It is another one of those cases where we, the Linux community, seem to be playing catch up with a 12 years old operating system, Xp, and makes one think perhaps they should just bite the bullet and uses ms-winblows. For all we say bad things we said about it (I just don't like mickeysoft and their lack of business ethics), the tasks I need to do daily for business, just work in Xp, but they are always seems to be a problem that needs tweaking in Linux.. or just doesn't work quite right.. or doesn't work at all...
ms-winblows in the 800 pound gorilla so I understand why many open source projects write with it in mind.
Unfortunately, it seems that all printer companies have agreed to make the printers cheap and the ink super expensive and hard to refill.
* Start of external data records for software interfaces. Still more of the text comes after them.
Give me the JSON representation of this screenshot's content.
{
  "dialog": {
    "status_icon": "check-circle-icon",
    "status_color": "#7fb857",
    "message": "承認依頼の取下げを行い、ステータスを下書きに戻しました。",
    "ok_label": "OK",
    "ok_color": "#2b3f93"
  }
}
If I knew a company that did not do this and did support Linux to a reasonable extent, I would use it.
Very probably scanning in raw and saving in a compressed image format solves your problem.
Scanning in RAW?
The closest you will come to that in XSane would be TIFF and that would just slow down the process even further.
Scanning in RAW means to choose None or RAW for compression in the advanced options window of xsane. I purposely mentioned "saving ..." in contrast to "scanning ..." in case you confuse scanner data compression with image file format.
The format TIFF has no indication of the kind of compression (compressed/uncompressed, lossy/lossless, or anything alike).
But if you are sure you can scan in TIFF could you post a screenshot to show how it can be set up? I really wish to learn new things. Thanks!